M. Ercsey-Ravasz, Z. Toroczkai, *Nature Physics* **7**, 966 (2011) doi:10.1038/nphys2105 , arxiv:1208.0526

Echoes in media: Notre Dame News

## Vulnerability of the Food Trade Network

With the world’s population now in excess of 7 billion, it is vital to ensure the chemical and microbiological safety of our food, while maintaining the sustainability of its production, distribution and trade. Using UN databases, here we show that the international agro-food trade network (IFTN), with nodes and edges representing countries and import-export fluxes, respectively, has evolved into a highly heterogeneous, complex supply-chain network. Seven countries form the core of the IFTN, with high values of betweenness centrality and each trading with over 77% of all the countries in the world. Graph theoretical analysis and a dynamic food flux model show that the IFTN provides a vehicle suitable for the fast distribution of potential contaminants but unsuitable for tracing their origin. In particular, we show that high values of node betweenness and vulnerability correlate well with recorded large food poisoning outbreaks.

M. Ercsey-Ravasz, Z. Toroczkai, Z. Lakner, J. Baranyi, * PLoS ONE * **7**(5), e37810 (2012). doi:10.1371/journal.pone.0037810

Echoes in media: Wired.com , Science Daily

## Centrality scaling in large networks

Betweenness centrality lies at the core of both transport and structural vulnerability properties of complex networks; however, it is computationally costly, and its measurement for networks with millions of nodes is nearly impossible. By introducing a multiscale decomposition of shortest paths, we show that the contributions to betweenness coming from geodesics not longer than L obey a characteristic scaling versus L, which can be used to predict the distribution of the full centralities. The method is also illustrated on a real-world social network of 5.5×10^{6} nodes and 2.7×10^{7} links.

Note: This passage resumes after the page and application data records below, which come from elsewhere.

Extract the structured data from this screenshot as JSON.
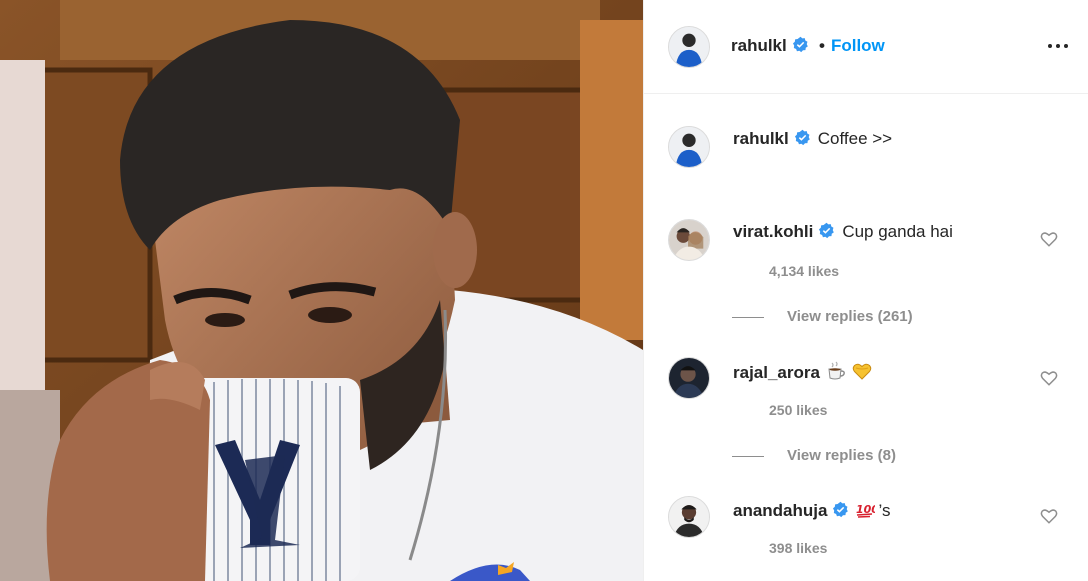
{
  "post": {
    "author": "rahulkl",
    "follow_separator": "•",
    "follow_label": "Follow",
    "more_icon": "more-options-icon",
    "caption_user": "rahulkl",
    "caption_text": "Coffee >>"
  },
  "comments": [
    {
      "user": "virat.kohli",
      "verified": true,
      "text": "Cup ganda hai",
      "emojis": [],
      "likes": "4,134 likes",
      "replies": "View replies (261)"
    },
    {
      "user": "rajal_arora",
      "verified": false,
      "text": "",
      "emojis": [
        "hot-beverage-emoji",
        "yellow-heart-emoji"
      ],
      "likes": "250 likes",
      "replies": "View replies (8)"
    },
    {
      "user": "anandahuja",
      "verified": true,
      "text": "’s",
      "emojis": [
        "hundred-points-emoji"
      ],
      "likes": "398 likes",
      "replies": ""
    }
  ],
  "colors": {
    "accent": "#0095f6",
    "verified": "#3897f0",
    "muted": "#8e8e8e",
    "text": "#262626"
  }
}
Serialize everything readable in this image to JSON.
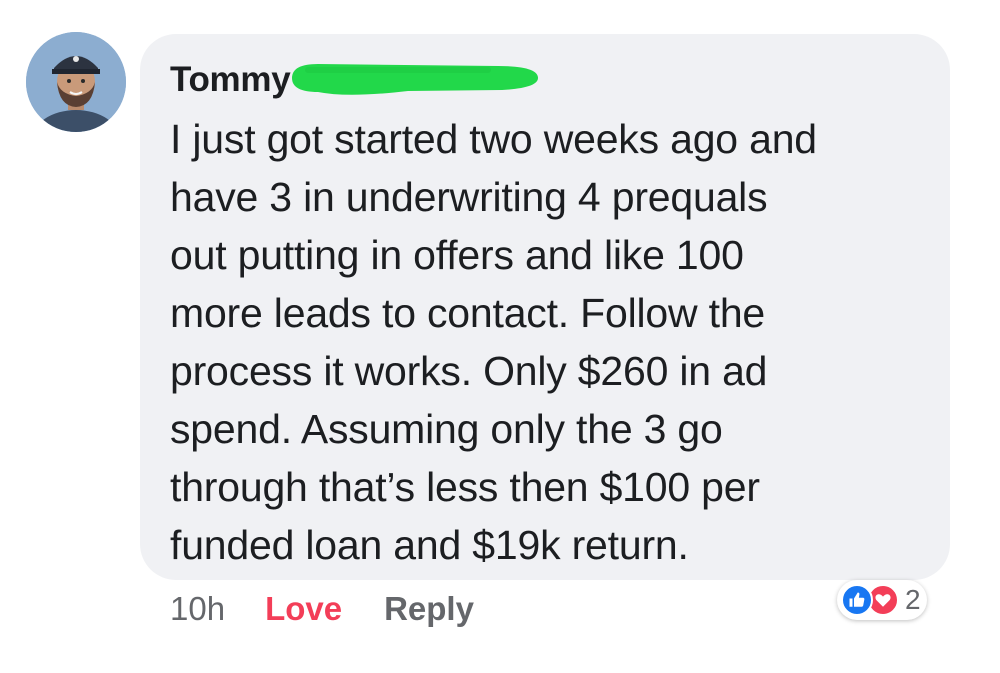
{
  "comment": {
    "author": "Tommy",
    "text_lines": [
      "I just got started two weeks ago and",
      "have 3 in underwriting 4 prequals",
      "out putting in offers and like 100",
      "more leads to contact. Follow the",
      "process it works. Only $260 in ad",
      "spend. Assuming only the 3 go",
      "through that’s less then $100 per",
      "funded loan and $19k return."
    ],
    "timestamp": "10h",
    "love_label": "Love",
    "reply_label": "Reply",
    "reaction_count": "2",
    "reaction_icons": [
      "like-icon",
      "love-icon"
    ]
  },
  "colors": {
    "bubble": "#f0f1f4",
    "love": "#f33e58",
    "like": "#1877f2",
    "redaction": "#22d84a",
    "meta_text": "#65676b"
  }
}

M. Ercsey-Ravasz, Z. Toroczkai, *Physical Review Letters* **105**, 038701 (2010) 10.1103/PhysRevLett.105.038701